On the plane back from Calgary, I got an itch to do some image processing on some photographs I took of the wonderful rocks on display at the core convention. Almost inadvertently, I composed a sequence of image filters that imitates a seismic response. And I came to these questions:
- Is this a viable way to do forward modeling?
- Can we exploit scale invariance to make more accurate forward models?
- Can we take the fabric from core and put it in a reservoir model?
- What is the goodness of fit between colour and impedance?
Above all, this image processing excerise shows an unambiguous demonstration of the effects of bandwidth. The most important point, no noise has been added. Here is the sequence, it is three steps: convert to grayscale, compute Laplacian, apply bandpass filter.

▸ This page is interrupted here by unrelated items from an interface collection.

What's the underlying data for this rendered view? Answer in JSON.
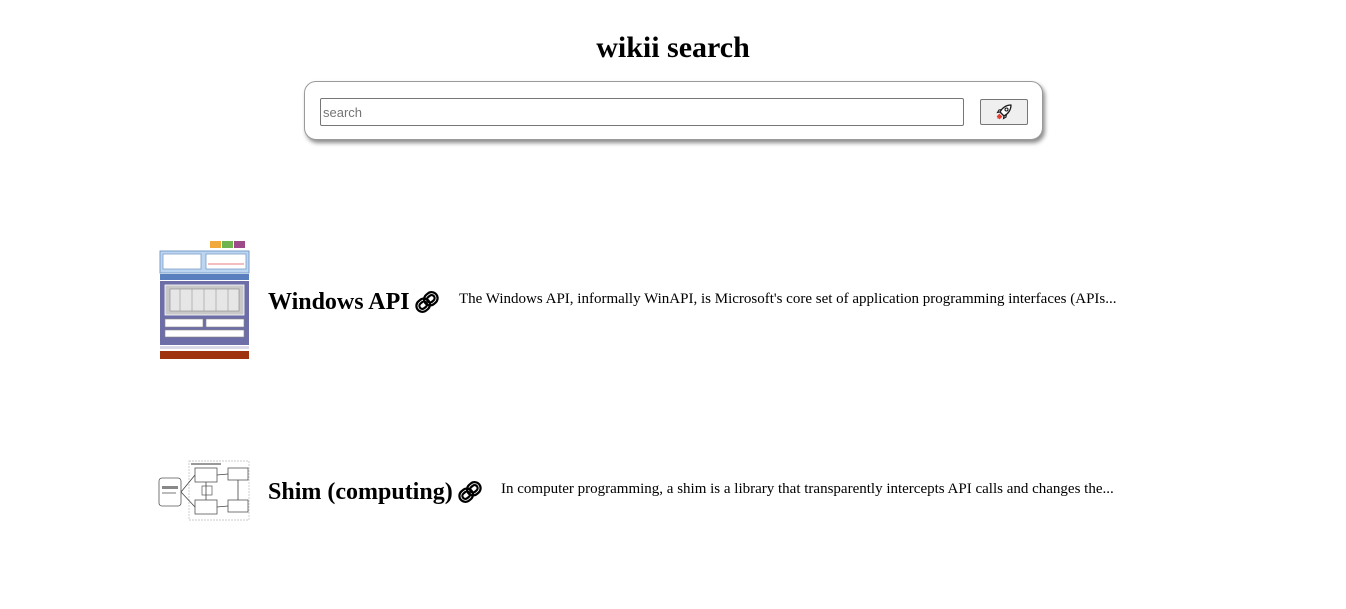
{
  "app": {
    "title": "wikii search"
  },
  "search": {
    "placeholder": "search",
    "value": "",
    "button_icon": "rocket-icon"
  },
  "results": [
    {
      "title": "Windows API",
      "snippet": "The Windows API, informally WinAPI, is Microsoft's core set of application programming interfaces (APIs...",
      "thumbnail_icon": "architecture-diagram-thumbnail",
      "link_icon": "link-icon"
    },
    {
      "title": "Shim (computing)",
      "snippet": "In computer programming, a shim is a library that transparently intercepts API calls and changes the...",
      "thumbnail_icon": "flowchart-thumbnail",
      "link_icon": "link-icon"
    }
  ]
}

This is analgous to the convolution of a seismic wavelet and the earth's reflectivity. Strictly speaking, it would be more physically sound to make a forward model using wavelet convolution (simple) or finite difference simulation (less simple), but that level of rigour was beyond the scope of my tinkering.

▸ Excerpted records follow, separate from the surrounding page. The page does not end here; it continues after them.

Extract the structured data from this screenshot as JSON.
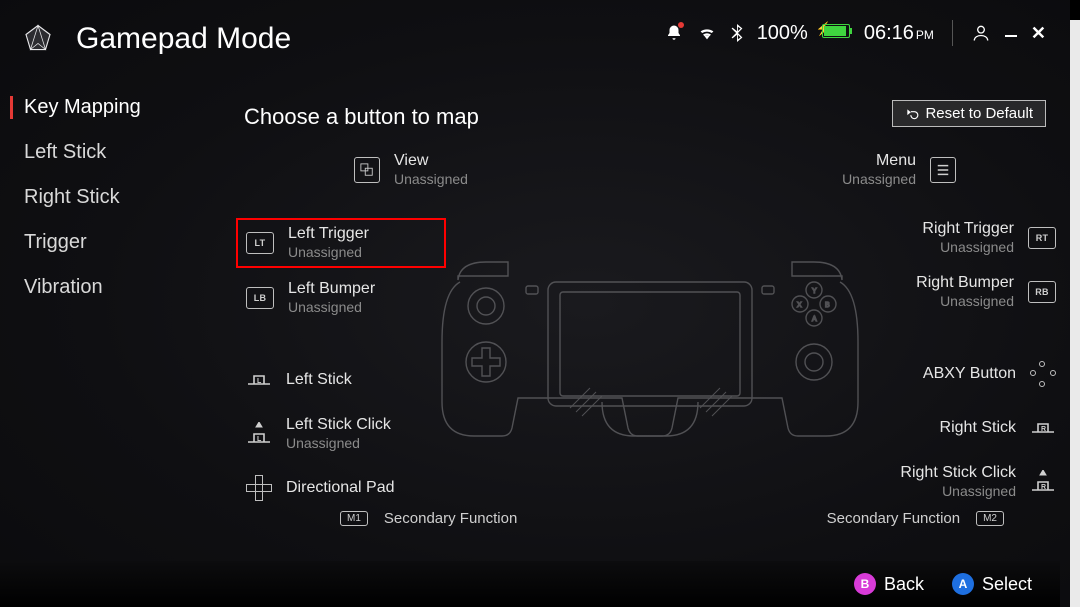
{
  "header": {
    "title": "Gamepad Mode",
    "battery_pct": "100%",
    "time": "06:16",
    "ampm": "PM"
  },
  "sidebar": {
    "items": [
      {
        "label": "Key Mapping",
        "active": true
      },
      {
        "label": "Left Stick"
      },
      {
        "label": "Right Stick"
      },
      {
        "label": "Trigger"
      },
      {
        "label": "Vibration"
      }
    ]
  },
  "main": {
    "heading": "Choose a button to map",
    "reset_label": "Reset to Default"
  },
  "left": {
    "view": {
      "label": "View",
      "sub": "Unassigned"
    },
    "lt": {
      "label": "Left Trigger",
      "sub": "Unassigned",
      "badge": "LT"
    },
    "lb": {
      "label": "Left Bumper",
      "sub": "Unassigned",
      "badge": "LB"
    },
    "ls": {
      "label": "Left Stick",
      "badge": "L"
    },
    "lsc": {
      "label": "Left Stick Click",
      "sub": "Unassigned",
      "badge": "L"
    },
    "dp": {
      "label": "Directional Pad"
    },
    "m1": {
      "label": "Secondary Function",
      "badge": "M1"
    }
  },
  "right": {
    "menu": {
      "label": "Menu",
      "sub": "Unassigned"
    },
    "rt": {
      "label": "Right Trigger",
      "sub": "Unassigned",
      "badge": "RT"
    },
    "rb": {
      "label": "Right Bumper",
      "sub": "Unassigned",
      "badge": "RB"
    },
    "abxy": {
      "label": "ABXY Button"
    },
    "rs": {
      "label": "Right Stick",
      "badge": "R"
    },
    "rsc": {
      "label": "Right Stick Click",
      "sub": "Unassigned",
      "badge": "R"
    },
    "m2": {
      "label": "Secondary Function",
      "badge": "M2"
    }
  },
  "footer": {
    "back": "Back",
    "select": "Select",
    "b": "B",
    "a": "A"
  }
}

The two panels help illustrate a few points. First, finely layered heterogeneous stratal packages coalesce into crude seismic events. This is the effect of reducing bandwidth. Second, we can probably argue about what is 'signal' and what is 'noise'. However, there is no noise, per se, just geology that looks noisy. What may be mistaken as noise, might in fact be bonafide interfaces within material properties.

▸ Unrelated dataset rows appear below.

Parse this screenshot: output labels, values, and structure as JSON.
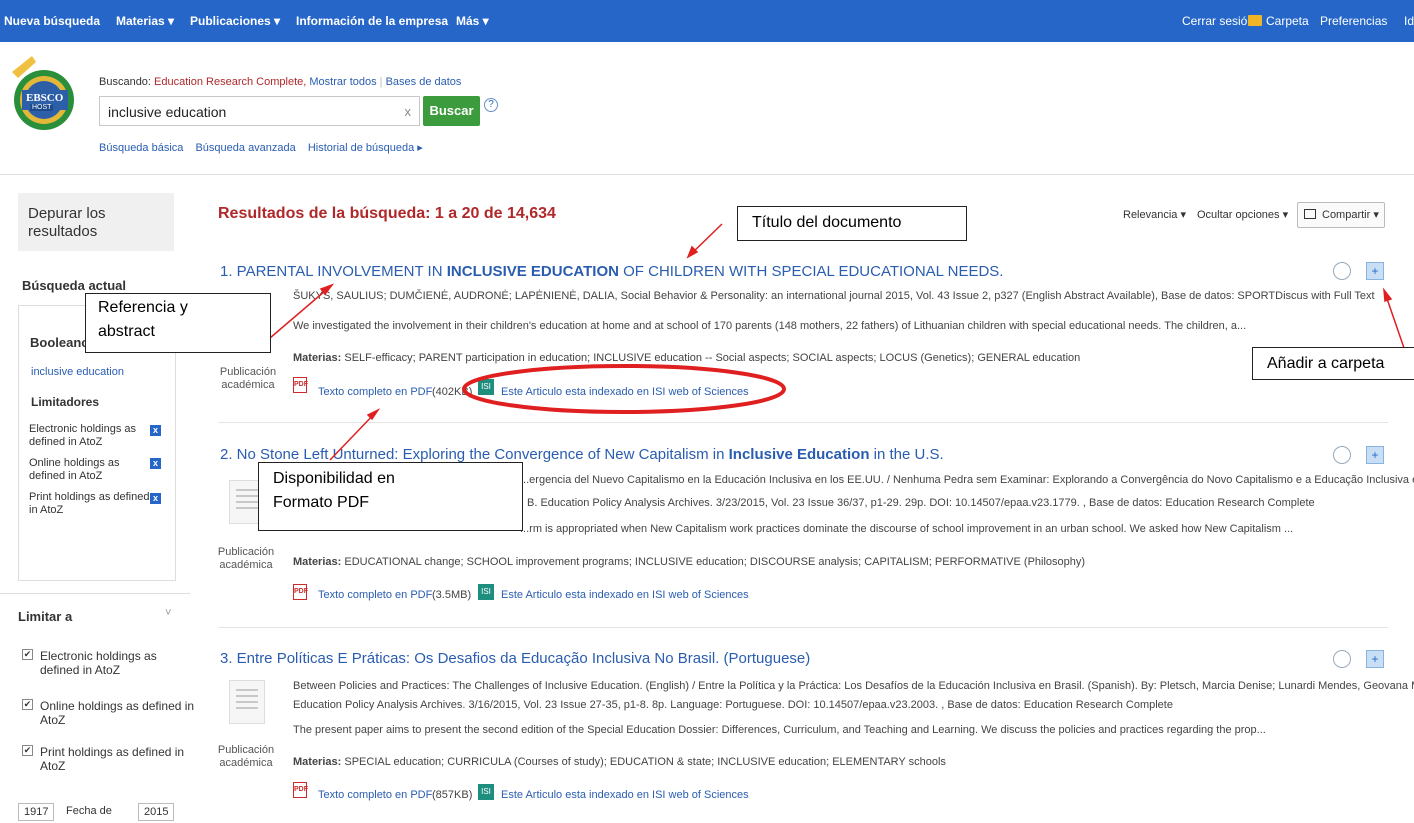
{
  "topnav": {
    "nueva": "Nueva búsqueda",
    "materias": "Materias ▾",
    "publicaciones": "Publicaciones ▾",
    "info": "Información de la empresa",
    "mas": "Más ▾",
    "cerrar": "Cerrar sesión",
    "carpeta": "Carpeta",
    "preferencias": "Preferencias",
    "cut": "Id"
  },
  "logo": {
    "line1": "EBSCO",
    "line2": "HOST"
  },
  "search": {
    "buscando_label": "Buscando:",
    "database": "Education Research Complete,",
    "mostrar": "Mostrar todos",
    "bases": "Bases de datos",
    "query": "inclusive education",
    "button": "Buscar",
    "basica": "Búsqueda básica",
    "avanzada": "Búsqueda avanzada",
    "historial": "Historial de búsqueda ▸"
  },
  "sidebar": {
    "depurar": "Depurar los resultados",
    "busqueda_actual": "Búsqueda actual",
    "booleano": "Booleano",
    "term": "inclusive education",
    "limitadores": "Limitadores",
    "lim1": "Electronic holdings as",
    "lim1b": "defined in AtoZ",
    "lim2": "Online holdings as",
    "lim2b": "defined in AtoZ",
    "lim3": "Print holdings as defined",
    "lim3b": "in AtoZ",
    "limitar": "Limitar a",
    "opt1": "Electronic holdings as",
    "opt1b": "defined in AtoZ",
    "opt2": "Online holdings as defined in",
    "opt2b": "AtoZ",
    "opt3": "Print holdings as defined in",
    "opt3b": "AtoZ",
    "year_from": "1917",
    "fecha": "Fecha de",
    "year_to": "2015"
  },
  "results": {
    "header": "Resultados de la búsqueda: 1 a 20 de 14,634",
    "relevancia": "Relevancia ▾",
    "ocultar": "Ocultar opciones ▾",
    "compartir": "Compartir ▾",
    "pdf_label": "Texto completo en PDF",
    "isi_label": "Este Articulo esta indexado en ISI web of Sciences",
    "pub_line1": "Publicación",
    "pub_line2": "académica",
    "materias": "Materias:",
    "items": [
      {
        "title_pre": "1. PARENTAL INVOLVEMENT IN ",
        "title_bold": "INCLUSIVE EDUCATION",
        "title_post": " OF CHILDREN WITH SPECIAL EDUCATIONAL NEEDS.",
        "meta": "ŠUKYS, SAULIUS; DUMČIENĖ, AUDRONĖ; LAPĖNIENĖ, DALIA, Social Behavior & Personality: an international journal 2015, Vol. 43 Issue 2, p327 (English Abstract Available), Base de datos: SPORTDiscus with Full Text",
        "abstract": "We investigated the involvement in their children's education at home and at school of 170 parents (148 mothers, 22 fathers) of Lithuanian children with special educational needs. The children, a...",
        "subjects": "SELF-efficacy; PARENT participation in education; INCLUSIVE education -- Social aspects; SOCIAL aspects; LOCUS (Genetics); GENERAL education",
        "size": "(402KB)"
      },
      {
        "title_pre": "2. No Stone Left Unturned: Exploring the Convergence of New Capitalism in ",
        "title_bold": "Inclusive Education",
        "title_post": " in the U.S.",
        "meta": "...ergencia del Nuevo Capitalismo en la Educación Inclusiva en los EE.UU. / Nenhuma Pedra sem Examinar: Explorando a Convergência do Novo Capitalismo e a Educação Inclusiva em os",
        "meta2": "B. Education Policy Analysis Archives. 3/23/2015, Vol. 23 Issue 36/37, p1-29. 29p. DOI: 10.14507/epaa.v23.1779. , Base de datos: Education Research Complete",
        "abstract": "...rm is appropriated when New Capitalism work practices dominate the discourse of school improvement in an urban school. We asked how New Capitalism ...",
        "subjects": "EDUCATIONAL change; SCHOOL improvement programs; INCLUSIVE education; DISCOURSE analysis; CAPITALISM; PERFORMATIVE (Philosophy)",
        "size": "(3.5MB)"
      },
      {
        "title_pre": "3. Entre Políticas E Práticas: Os Desafios da Educação Inclusiva No Brasil. (Portuguese)",
        "title_bold": "",
        "title_post": "",
        "meta": "Between Policies and Practices: The Challenges of Inclusive Education. (English) / Entre la Política y la Práctica: Los Desafíos de la Educación Inclusiva en Brasil. (Spanish). By: Pletsch, Marcia Denise; Lunardi Mendes, Geovana Mendonça.",
        "meta2": "Education Policy Analysis Archives. 3/16/2015, Vol. 23 Issue 27-35, p1-8. 8p. Language: Portuguese. DOI: 10.14507/epaa.v23.2003. , Base de datos: Education Research Complete",
        "abstract": "The present paper aims to present the second edition of the Special Education Dossier: Differences, Curriculum, and Teaching and Learning. We discuss the policies and practices regarding the prop...",
        "subjects": "SPECIAL education; CURRICULA (Courses of study); EDUCATION & state; INCLUSIVE education; ELEMENTARY schools",
        "size": "(857KB)"
      }
    ]
  },
  "callouts": {
    "titulo": "Título del documento",
    "referencia1": "Referencia y",
    "referencia2": "abstract",
    "anadir": "Añadir a carpeta",
    "pdf1": "Disponibilidad en",
    "pdf2": "Formato PDF"
  },
  "colors": {
    "nav": "#2566c8",
    "result_header": "#b0282a",
    "search_button": "#3c9b3c",
    "annotation_red": "#e02020"
  }
}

If the geometry of geology is largely scale invariant, perhaps, just perhaps, images like these can be used at the basin and reservoir scale. I really like the look of the crumbly fractures near the bottom of the image. This type of feature could drive the placement of a borehole, and the production in a well. The patches, speckles, and bands in the image are genuine features of the geology, not issues of quality or noise.
Do you think there is a role for transforming photographs of rocks into seismic objects?